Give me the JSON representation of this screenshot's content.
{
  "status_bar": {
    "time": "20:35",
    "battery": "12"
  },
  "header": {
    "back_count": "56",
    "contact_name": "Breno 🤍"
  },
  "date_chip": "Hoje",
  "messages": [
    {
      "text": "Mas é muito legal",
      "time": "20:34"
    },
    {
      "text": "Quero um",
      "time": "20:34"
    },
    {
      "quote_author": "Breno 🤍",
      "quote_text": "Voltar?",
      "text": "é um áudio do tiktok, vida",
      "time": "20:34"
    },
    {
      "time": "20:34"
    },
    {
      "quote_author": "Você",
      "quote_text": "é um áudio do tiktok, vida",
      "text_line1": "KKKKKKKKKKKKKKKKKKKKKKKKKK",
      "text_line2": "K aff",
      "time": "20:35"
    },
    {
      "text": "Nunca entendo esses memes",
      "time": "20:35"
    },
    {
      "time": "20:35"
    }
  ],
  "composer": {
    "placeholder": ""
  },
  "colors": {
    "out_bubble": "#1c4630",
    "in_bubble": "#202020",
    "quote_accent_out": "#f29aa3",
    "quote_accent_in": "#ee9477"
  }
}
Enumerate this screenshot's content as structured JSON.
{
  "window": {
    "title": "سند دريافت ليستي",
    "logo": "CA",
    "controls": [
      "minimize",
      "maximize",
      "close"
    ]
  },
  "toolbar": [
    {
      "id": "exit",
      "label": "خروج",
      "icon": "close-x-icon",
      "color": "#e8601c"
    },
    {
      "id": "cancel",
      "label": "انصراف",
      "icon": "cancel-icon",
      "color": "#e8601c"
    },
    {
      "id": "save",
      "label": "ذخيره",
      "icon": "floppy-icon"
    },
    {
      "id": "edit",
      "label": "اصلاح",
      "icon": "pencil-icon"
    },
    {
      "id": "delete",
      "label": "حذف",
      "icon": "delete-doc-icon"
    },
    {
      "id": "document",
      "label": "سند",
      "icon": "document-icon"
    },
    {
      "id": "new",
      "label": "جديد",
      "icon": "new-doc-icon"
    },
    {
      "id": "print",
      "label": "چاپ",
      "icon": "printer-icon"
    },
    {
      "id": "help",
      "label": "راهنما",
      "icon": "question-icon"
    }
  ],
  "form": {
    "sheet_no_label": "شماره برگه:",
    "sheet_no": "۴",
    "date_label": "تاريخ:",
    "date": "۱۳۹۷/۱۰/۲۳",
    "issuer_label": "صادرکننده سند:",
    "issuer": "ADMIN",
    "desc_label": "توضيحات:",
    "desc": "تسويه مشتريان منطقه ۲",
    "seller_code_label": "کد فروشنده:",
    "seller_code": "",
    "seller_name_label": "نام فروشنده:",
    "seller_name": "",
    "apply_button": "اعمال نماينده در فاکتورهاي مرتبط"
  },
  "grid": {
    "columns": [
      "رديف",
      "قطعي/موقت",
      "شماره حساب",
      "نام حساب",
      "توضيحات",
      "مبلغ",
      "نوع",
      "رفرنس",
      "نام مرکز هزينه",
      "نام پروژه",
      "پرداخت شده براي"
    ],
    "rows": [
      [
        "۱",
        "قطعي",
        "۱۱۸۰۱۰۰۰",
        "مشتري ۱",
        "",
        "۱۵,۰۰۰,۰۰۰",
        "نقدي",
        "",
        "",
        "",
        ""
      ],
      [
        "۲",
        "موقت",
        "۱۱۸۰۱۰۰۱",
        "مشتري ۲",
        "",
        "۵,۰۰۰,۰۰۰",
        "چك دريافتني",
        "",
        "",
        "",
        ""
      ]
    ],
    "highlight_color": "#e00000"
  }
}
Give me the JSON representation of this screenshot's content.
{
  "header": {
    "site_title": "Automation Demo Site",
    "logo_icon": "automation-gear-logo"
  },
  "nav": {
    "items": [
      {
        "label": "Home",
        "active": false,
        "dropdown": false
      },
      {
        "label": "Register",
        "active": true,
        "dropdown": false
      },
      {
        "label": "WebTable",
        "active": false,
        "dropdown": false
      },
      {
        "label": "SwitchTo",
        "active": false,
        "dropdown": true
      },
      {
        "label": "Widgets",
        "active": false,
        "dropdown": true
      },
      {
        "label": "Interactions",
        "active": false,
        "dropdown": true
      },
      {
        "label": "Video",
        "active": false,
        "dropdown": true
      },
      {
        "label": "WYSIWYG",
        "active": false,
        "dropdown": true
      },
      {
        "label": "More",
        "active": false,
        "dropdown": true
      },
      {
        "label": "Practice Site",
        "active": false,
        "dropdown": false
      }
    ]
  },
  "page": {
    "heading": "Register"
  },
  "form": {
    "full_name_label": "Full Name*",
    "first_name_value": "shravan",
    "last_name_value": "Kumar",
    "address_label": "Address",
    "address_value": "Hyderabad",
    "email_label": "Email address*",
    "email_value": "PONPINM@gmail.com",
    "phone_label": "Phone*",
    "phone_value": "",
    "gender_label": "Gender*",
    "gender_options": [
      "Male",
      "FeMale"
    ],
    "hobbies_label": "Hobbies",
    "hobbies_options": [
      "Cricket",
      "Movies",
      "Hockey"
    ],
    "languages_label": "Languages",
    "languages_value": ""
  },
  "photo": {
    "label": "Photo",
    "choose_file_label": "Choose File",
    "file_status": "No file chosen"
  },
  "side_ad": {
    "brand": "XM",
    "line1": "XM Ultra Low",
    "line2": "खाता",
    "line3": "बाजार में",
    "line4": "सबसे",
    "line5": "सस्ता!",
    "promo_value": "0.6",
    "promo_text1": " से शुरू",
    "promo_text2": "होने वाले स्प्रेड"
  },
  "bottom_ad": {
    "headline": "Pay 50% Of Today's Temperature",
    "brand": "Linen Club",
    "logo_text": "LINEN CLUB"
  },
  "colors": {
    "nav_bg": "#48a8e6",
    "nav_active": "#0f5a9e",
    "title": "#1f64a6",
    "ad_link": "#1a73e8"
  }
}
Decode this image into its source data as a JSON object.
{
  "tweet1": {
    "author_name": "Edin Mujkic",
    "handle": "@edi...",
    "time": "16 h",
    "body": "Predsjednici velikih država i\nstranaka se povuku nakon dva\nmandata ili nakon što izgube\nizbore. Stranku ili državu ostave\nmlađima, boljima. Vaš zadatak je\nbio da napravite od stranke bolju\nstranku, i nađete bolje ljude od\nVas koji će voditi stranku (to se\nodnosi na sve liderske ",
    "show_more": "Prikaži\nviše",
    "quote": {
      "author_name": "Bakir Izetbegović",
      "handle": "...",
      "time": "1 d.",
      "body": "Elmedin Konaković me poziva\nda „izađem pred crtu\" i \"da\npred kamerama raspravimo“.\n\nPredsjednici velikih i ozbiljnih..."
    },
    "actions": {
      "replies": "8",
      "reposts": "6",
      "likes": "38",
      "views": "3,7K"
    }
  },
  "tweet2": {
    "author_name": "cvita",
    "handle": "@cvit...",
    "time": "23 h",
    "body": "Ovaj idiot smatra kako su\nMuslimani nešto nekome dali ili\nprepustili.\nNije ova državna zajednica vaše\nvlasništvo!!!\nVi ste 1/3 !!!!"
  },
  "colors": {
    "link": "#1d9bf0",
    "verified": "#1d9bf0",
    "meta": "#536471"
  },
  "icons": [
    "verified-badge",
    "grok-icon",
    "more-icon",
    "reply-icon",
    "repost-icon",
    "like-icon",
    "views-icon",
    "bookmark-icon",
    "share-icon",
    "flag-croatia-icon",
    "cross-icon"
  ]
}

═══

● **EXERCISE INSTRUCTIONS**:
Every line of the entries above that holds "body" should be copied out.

● **RESPONSE TO THE EXERCISE**:
    "body": "Predsjednici velikih država i\nstranaka se povuku nakon dva\nmandata ili nakon što izgube\nizbore. Stranku ili državu ostave\nmlađima, boljima. Vaš zadatak je\nbio da napravite od stranke bolju\nstranku, i nađete bolje ljude od\nVas koji će voditi stranku (to se\nodnosi na sve liderske ",
      "body": "Elmedin Konaković me poziva\nda „izađem pred crtu\" i \"da\npred kamerama raspravimo“.\n\nPredsjednici velikih i ozbiljnih..."
    "body": "Ovaj idiot smatra kako su\nMuslimani nešto nekome dali ili\nprepustili.\nNije ova državna zajednica vaše\nvlasništvo!!!\nVi ste 1/3 !!!!"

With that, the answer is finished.